1. The weather: Make sure the weather is warm enough before letting your chicks out. They’ll be fine in temperatures above 50 degrees Fahrenheit, but they may get too cold if the temperature dips below that.
2. Predators: Unfortunately, there are many predators that would love to make a meal out of your chicks. Be sure to keep an eye out for birds of prey, cats, and even snakes. If you have a dog or other pet, make sure they’re properly supervised so they don’t accidentally hurt the chicks.
3. Food and water: Be sure to provide your chicks with plenty of food and water. They’ll need the energy to explore their new surroundings, so offer them a nutritious diet that includes both seeds and insects.
4. Shelter: Chicks need a place to hide from predators and escape the elements. Provide them with a shelter such as a coop or chicken tractor.
5. Supervision: Finally, be sure to supervise your
What Nutrients should I be feeding My Baby Chicks when I first Let them Go Outside?
You’ve finally reached the day where you can let your baby chicks outside to explore the big wide world! But wait, what nutrients should you be feeding them now that they’re free-range?
The most important nutrient for baby chicks is protein, which helps them to grow and develop properly. You should therefore make sure that they have access to a high-quality protein source, such as chicken feed or mealworms.
In addition, chicks need plenty of calcium in order to develop strong bones and feathers. A simple way to provide them with calcium is to offer them crushed eggshells. Finally, remember to give your chicks access to fresh water at all times. By providing them with these essential nutrients, you’ll set them on the path to a healthy and happy life.
When can I safely let my Baby Chicks out with the rest of my Flock?
Once your chicks have their adult feathers and are fully feathered out, they can be slowly introduced to the outdoors. I like to put my chicks in a pen outside for a few hours each day so they can get used to the new environment and the other chickens.

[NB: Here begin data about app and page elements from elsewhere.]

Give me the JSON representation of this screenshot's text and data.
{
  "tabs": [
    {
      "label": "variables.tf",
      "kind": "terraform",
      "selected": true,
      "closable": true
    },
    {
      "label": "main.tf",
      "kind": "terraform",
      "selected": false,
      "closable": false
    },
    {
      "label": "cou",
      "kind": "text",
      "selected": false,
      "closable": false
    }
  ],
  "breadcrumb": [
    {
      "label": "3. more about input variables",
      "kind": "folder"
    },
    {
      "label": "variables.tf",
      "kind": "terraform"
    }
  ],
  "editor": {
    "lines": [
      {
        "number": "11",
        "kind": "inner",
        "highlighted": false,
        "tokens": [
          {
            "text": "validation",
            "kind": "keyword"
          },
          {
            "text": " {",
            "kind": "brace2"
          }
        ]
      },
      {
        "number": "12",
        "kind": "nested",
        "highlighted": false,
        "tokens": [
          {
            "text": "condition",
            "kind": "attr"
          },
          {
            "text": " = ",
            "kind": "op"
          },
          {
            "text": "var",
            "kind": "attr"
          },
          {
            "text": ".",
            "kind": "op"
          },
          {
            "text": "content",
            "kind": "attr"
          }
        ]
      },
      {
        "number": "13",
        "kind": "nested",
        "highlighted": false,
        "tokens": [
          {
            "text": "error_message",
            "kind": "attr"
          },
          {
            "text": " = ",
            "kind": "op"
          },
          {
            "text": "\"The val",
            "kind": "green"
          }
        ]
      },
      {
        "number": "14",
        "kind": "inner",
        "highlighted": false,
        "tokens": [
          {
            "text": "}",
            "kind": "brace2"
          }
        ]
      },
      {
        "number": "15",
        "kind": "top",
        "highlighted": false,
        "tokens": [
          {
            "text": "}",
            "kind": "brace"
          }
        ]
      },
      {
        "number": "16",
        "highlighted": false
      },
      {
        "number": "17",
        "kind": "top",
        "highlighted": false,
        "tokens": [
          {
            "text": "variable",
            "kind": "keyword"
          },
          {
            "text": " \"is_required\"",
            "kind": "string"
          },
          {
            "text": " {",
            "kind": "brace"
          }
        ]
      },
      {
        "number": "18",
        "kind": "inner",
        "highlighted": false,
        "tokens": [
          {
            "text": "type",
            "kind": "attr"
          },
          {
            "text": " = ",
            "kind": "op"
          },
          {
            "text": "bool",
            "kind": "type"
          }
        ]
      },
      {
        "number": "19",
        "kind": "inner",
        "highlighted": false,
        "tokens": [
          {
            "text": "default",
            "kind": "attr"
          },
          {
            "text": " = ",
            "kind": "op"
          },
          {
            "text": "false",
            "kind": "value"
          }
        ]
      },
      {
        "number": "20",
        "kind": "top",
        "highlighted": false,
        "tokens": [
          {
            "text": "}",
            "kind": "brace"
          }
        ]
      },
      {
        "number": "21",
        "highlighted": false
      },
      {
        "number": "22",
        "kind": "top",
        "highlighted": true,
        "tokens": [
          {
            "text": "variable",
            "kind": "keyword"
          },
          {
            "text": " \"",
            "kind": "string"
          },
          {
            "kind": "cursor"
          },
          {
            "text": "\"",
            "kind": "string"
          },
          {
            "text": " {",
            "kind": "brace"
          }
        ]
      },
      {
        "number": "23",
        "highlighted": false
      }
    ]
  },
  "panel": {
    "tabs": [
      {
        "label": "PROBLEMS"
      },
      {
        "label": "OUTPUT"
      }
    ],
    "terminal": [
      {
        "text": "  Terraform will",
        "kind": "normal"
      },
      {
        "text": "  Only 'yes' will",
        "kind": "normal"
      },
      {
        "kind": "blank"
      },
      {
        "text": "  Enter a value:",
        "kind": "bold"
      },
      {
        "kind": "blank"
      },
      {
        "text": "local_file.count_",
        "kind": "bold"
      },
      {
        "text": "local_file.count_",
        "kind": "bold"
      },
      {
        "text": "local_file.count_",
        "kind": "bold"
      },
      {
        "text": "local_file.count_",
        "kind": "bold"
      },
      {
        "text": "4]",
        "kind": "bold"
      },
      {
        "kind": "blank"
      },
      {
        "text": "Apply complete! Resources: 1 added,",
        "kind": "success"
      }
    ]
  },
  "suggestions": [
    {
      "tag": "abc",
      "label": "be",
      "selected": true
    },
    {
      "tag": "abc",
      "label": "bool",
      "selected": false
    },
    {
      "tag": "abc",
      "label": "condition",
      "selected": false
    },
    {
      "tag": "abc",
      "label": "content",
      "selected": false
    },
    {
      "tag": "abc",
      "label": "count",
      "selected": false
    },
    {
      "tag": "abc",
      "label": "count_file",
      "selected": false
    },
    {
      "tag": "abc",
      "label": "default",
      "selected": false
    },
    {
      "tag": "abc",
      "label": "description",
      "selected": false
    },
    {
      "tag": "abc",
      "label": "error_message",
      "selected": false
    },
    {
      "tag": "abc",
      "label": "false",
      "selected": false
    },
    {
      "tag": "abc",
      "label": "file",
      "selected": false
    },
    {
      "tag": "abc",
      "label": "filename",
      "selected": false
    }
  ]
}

Once they are about 2-3 months old, you can let them free range with the rest of your flock. It’s important to make sure that your chicks are fully feathered and have their adult plumage before letting them out with the flock because they will be more susceptible to cold weather and predators without their feathers.
Also, make sure that your other chickens are not picking on your chicks too much. You can introduce them slowly so that the other chickens have time to get used to the new additions to the flock.
What precautions should I take in letting baby chicks out if I am Free-Ranging My Flock?
Now that your chicks have grown into strong and healthy hens, you may be considering letting them out to free-range. Free-ranging has many benefits for both you and your flock, but there are a few things you should keep in mind before letting them out for the first time.
First, make sure that your chickens have a safe and secure coop to go back to at night. This will give them a place to roost and will help to protect them from predators. Second, it’s important to provide plenty of food and water sources for your chickens when they are free-ranging.
Scattering some scratch grain around the yard will help to keep them from getting too far from home, and providing multiple water sources will help to prevent fights over access to water. Finally, keep an eye on your flock when they are free-ranging, and be prepared to intervene if you see any signs of aggression or bullying. By taking these precautions, you can ensure that free-ranging is a positive experience for both you and your flock.
Final Thoughts – What Age can Chickens go Outside in Winter?
Chickens are ready to move outside when they are fully feathered.
Chickens can live in a temperature range of 55+ degrees Fahrenheit if they have access to food and water at all times.
Chicks First Night Outside – If chicks have never seen outside then take Mother hen with her babies outside for 15 or 20 minutes so she can show them where the food and water are. The next day put them outside in the daytime. Be sure there are no dogs, cats, or other predators.